Professor Michael Davies-Coleman, Dean of the Faculty of Natural Sciences, introduced Dr Swan and her long (and impressive) list of accomplishments – as an accomplished scientist and businesswoman, a consultant and advisor, an independent researcher, a director of advocacy for open scholarship and open science, and former editor of the online journal Neuroscientist, among other things.
Dr Swan, who joined in the discussion via Skype from London (enjoying, she noted, one of its rare beautiful summers) to deliver her talk and answer a few questions, began by delving into what open access is - the free release and access of peer-reviewed scholarly information - and what it isn't - an excuse for vanity publishing, or just “sticking anything up on the web”).
Open access journals publish content – almost always online – and make it available for viewing by anyone, free of charge. Open access repositories host articles from a university or other institute and make them available in the same way. They are indexed, searchable, and can be found on Google – open and visible to all.
Dr Swan delved into the data, discussing interesting research on OA, and presenting multiple graphs and slides filled with statistics. For example: did you know that 25% of new peer-reviewed literature is open access? Or that there are over 2 500 OA repositories at present, with about one new open access repository created every day? Or that the centralised OA repository, PubMed Central, contains 2 million articles and receives 420 000 unique visits every day – of which only 25% are from universities, with 40% being from the unaffiliated public at large?

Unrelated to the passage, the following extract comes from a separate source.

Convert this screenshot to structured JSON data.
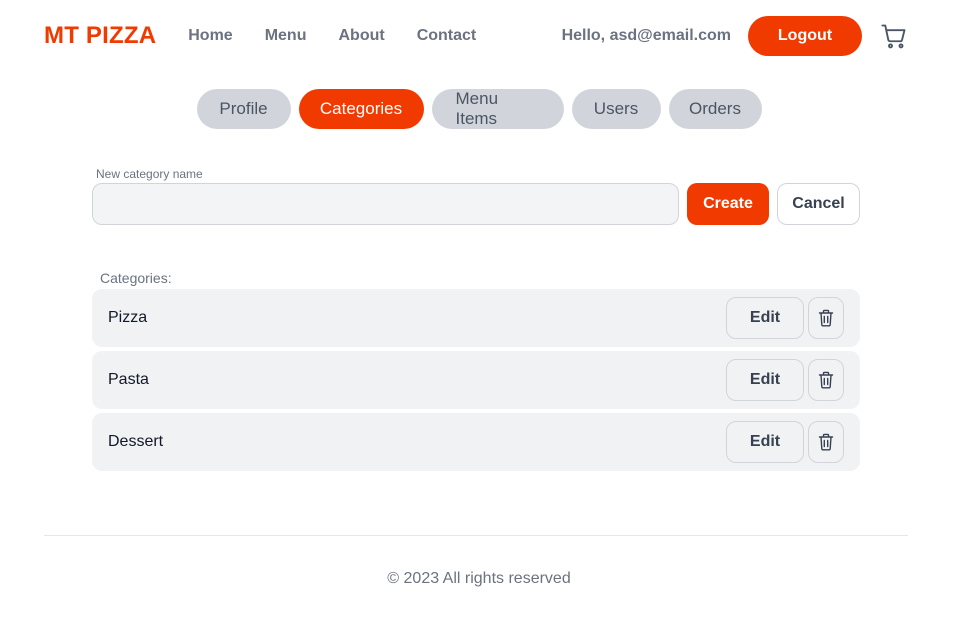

For researchers, she demonstrated that there is always an increase in research visibility, impact and usability when going the open access route. At the University of Liege's repository, single papers have been downloaded more than 4 000 times. The most-downloaded author from the Queensland University of Technology repository has received over 225 000 downloads. MIT's OA programme is even more successful – many of these downloads are coming from China and developing nations, but a large portion are also coming from the US itself.
“These are enormous numbers,” Dr Swan noted, “and those downloading from repositories are usually those who do not have access through their institutional library subscriptions. These are entirely new, additional audiences – this is the whole point of open access.”
Institutions benefit from OA as well, as the aggregate of researchers benefit, but also in other ways. Most importantly, OA aids the university in reaching out to the wider public – interested non-academics, independent researchers not affiliated with an institution, and the practitioner community (civil engineering firms, for example). “The public funds research,” Dr Swan explained, “and the public should have access to that research.”
But for OA to take hold at an institution, she said, it must be mandatory – a voluntary process all too often results in low levels of research being made available to the public, as could be seen in UWC's Open Access Repository (a good first step, but with only 9 articles posted for 2013 thus far, it’s a sadly underutilised resource).
“I hope this talk convinces you to take more notice of the UWC Repository,” said Dr Swan. “What goes on in this university is very important, but what we do outside the university is equally important. Open access allows us to extend our reach outside our usual academic avenues.”
Still confused about Open Access? Want to know a bit more about what makes it so exciting? Interested in finding out more about UWC's open policies? Just visit the UWC Library Blog at http://blog.uwc.ac.za/ and have a look around.